• GIVEN RECORDS
------------

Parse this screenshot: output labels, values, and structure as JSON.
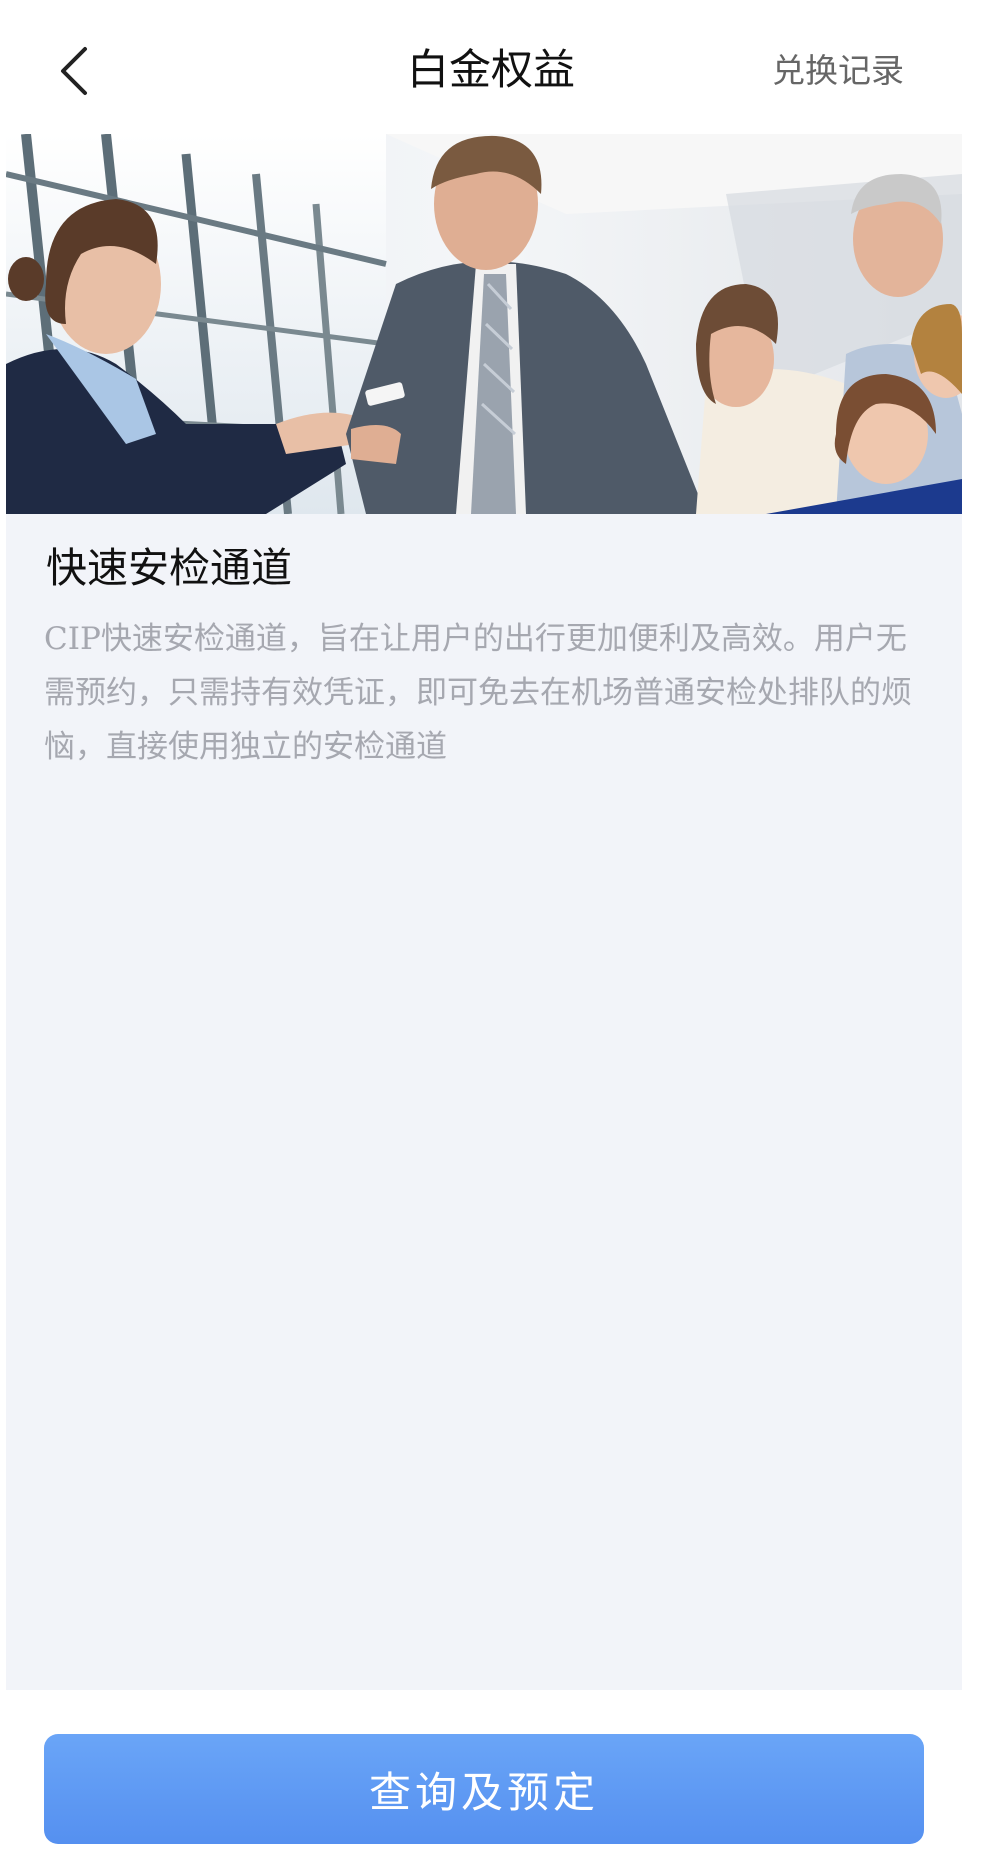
{
  "header": {
    "title": "白金权益",
    "right_link": "兑换记录"
  },
  "hero": {
    "description": "Airport staff checking a traveler's ticket beside a smiling family"
  },
  "benefit": {
    "title": "快速安检通道",
    "description": "CIP快速安检通道，旨在让用户的出行更加便利及高效。用户无需预约，只需持有效凭证，即可免去在机场普通安检处排队的烦恼，直接使用独立的安检通道"
  },
  "footer": {
    "cta_label": "查询及预定"
  },
  "colors": {
    "accent": "#5a95f2",
    "background": "#f2f4f9",
    "muted_text": "#a6a8b0"
  }
}
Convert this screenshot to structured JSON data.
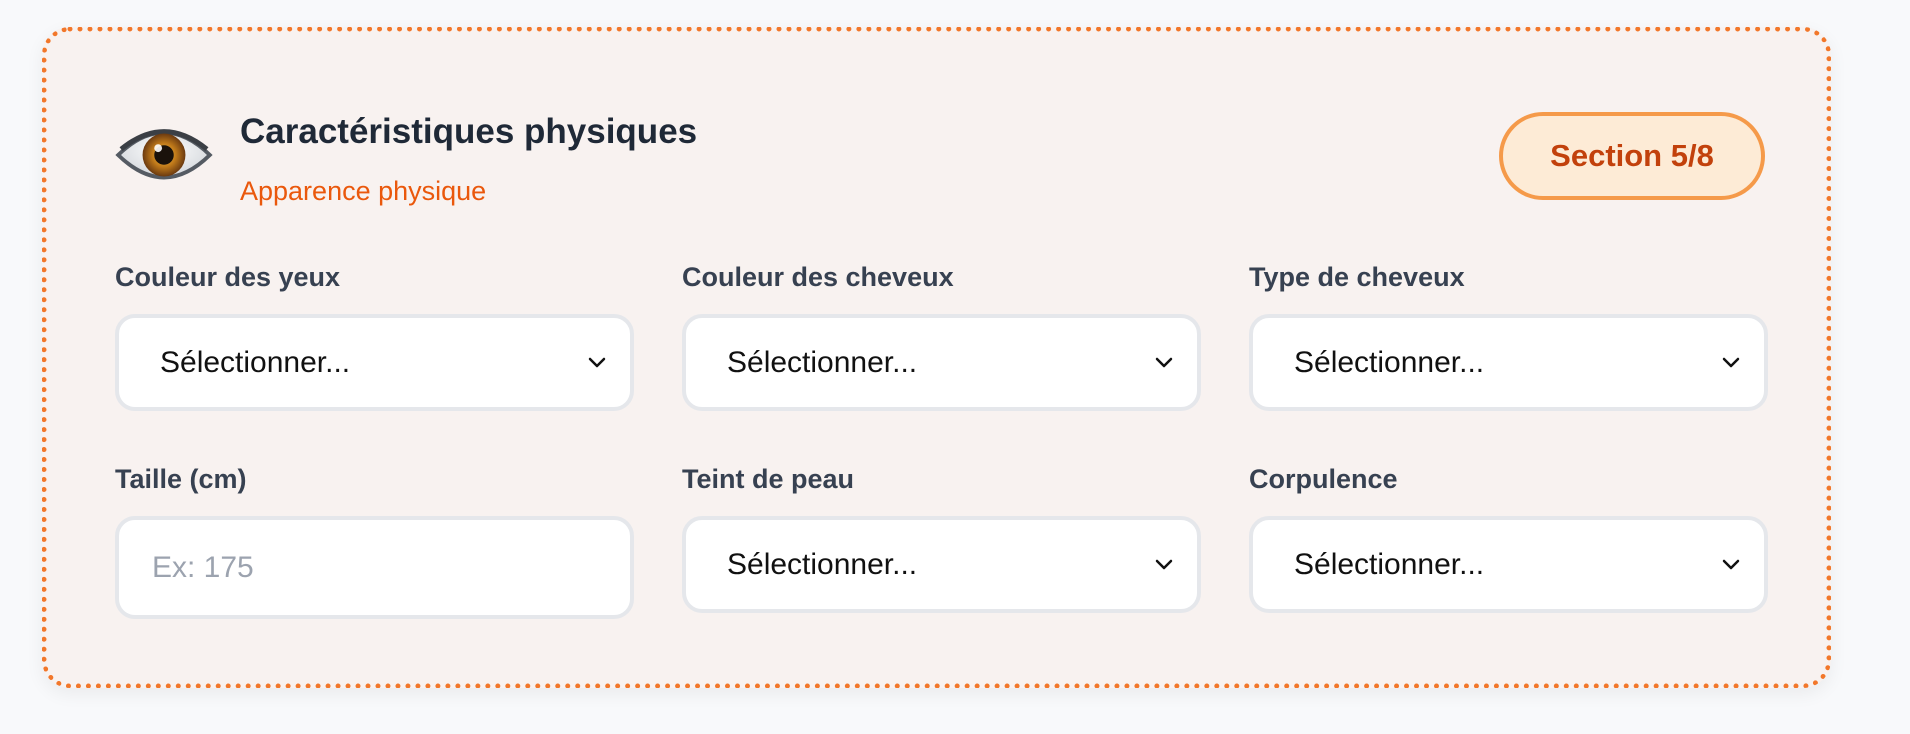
{
  "section": {
    "icon": "eye-icon",
    "title": "Caractéristiques physiques",
    "subtitle": "Apparence physique",
    "badge": "Section 5/8"
  },
  "fields": {
    "eye_color": {
      "label": "Couleur des yeux",
      "value": "Sélectionner..."
    },
    "hair_color": {
      "label": "Couleur des cheveux",
      "value": "Sélectionner..."
    },
    "hair_type": {
      "label": "Type de cheveux",
      "value": "Sélectionner..."
    },
    "height": {
      "label": "Taille (cm)",
      "value": "",
      "placeholder": "Ex: 175"
    },
    "skin_tone": {
      "label": "Teint de peau",
      "value": "Sélectionner..."
    },
    "build": {
      "label": "Corpulence",
      "value": "Sélectionner..."
    }
  },
  "colors": {
    "accent": "#f2772a",
    "subtitle": "#ea580c",
    "badge_text": "#c2410c",
    "badge_bg": "#fdebd6",
    "card_bg": "#f8f2f0"
  }
}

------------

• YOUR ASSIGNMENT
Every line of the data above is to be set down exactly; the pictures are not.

• RESPONSE TO THE EXERCISE
Parse this screenshot: output labels, values, and structure as JSON.
{
  "header": {
    "title": "白金权益",
    "right_link": "兑换记录"
  },
  "hero": {
    "description": "Airport staff checking a traveler's ticket beside a smiling family"
  },
  "benefit": {
    "title": "快速安检通道",
    "description": "CIP快速安检通道，旨在让用户的出行更加便利及高效。用户无需预约，只需持有效凭证，即可免去在机场普通安检处排队的烦恼，直接使用独立的安检通道"
  },
  "footer": {
    "cta_label": "查询及预定"
  },
  "colors": {
    "accent": "#5a95f2",
    "background": "#f2f4f9",
    "muted_text": "#a6a8b0"
  }
}
Convert this screenshot to structured JSON data.
{
  "section": {
    "icon": "eye-icon",
    "title": "Caractéristiques physiques",
    "subtitle": "Apparence physique",
    "badge": "Section 5/8"
  },
  "fields": {
    "eye_color": {
      "label": "Couleur des yeux",
      "value": "Sélectionner..."
    },
    "hair_color": {
      "label": "Couleur des cheveux",
      "value": "Sélectionner..."
    },
    "hair_type": {
      "label": "Type de cheveux",
      "value": "Sélectionner..."
    },
    "height": {
      "label": "Taille (cm)",
      "value": "",
      "placeholder": "Ex: 175"
    },
    "skin_tone": {
      "label": "Teint de peau",
      "value": "Sélectionner..."
    },
    "build": {
      "label": "Corpulence",
      "value": "Sélectionner..."
    }
  },
  "colors": {
    "accent": "#f2772a",
    "subtitle": "#ea580c",
    "badge_text": "#c2410c",
    "badge_bg": "#fdebd6",
    "card_bg": "#f8f2f0"
  }
}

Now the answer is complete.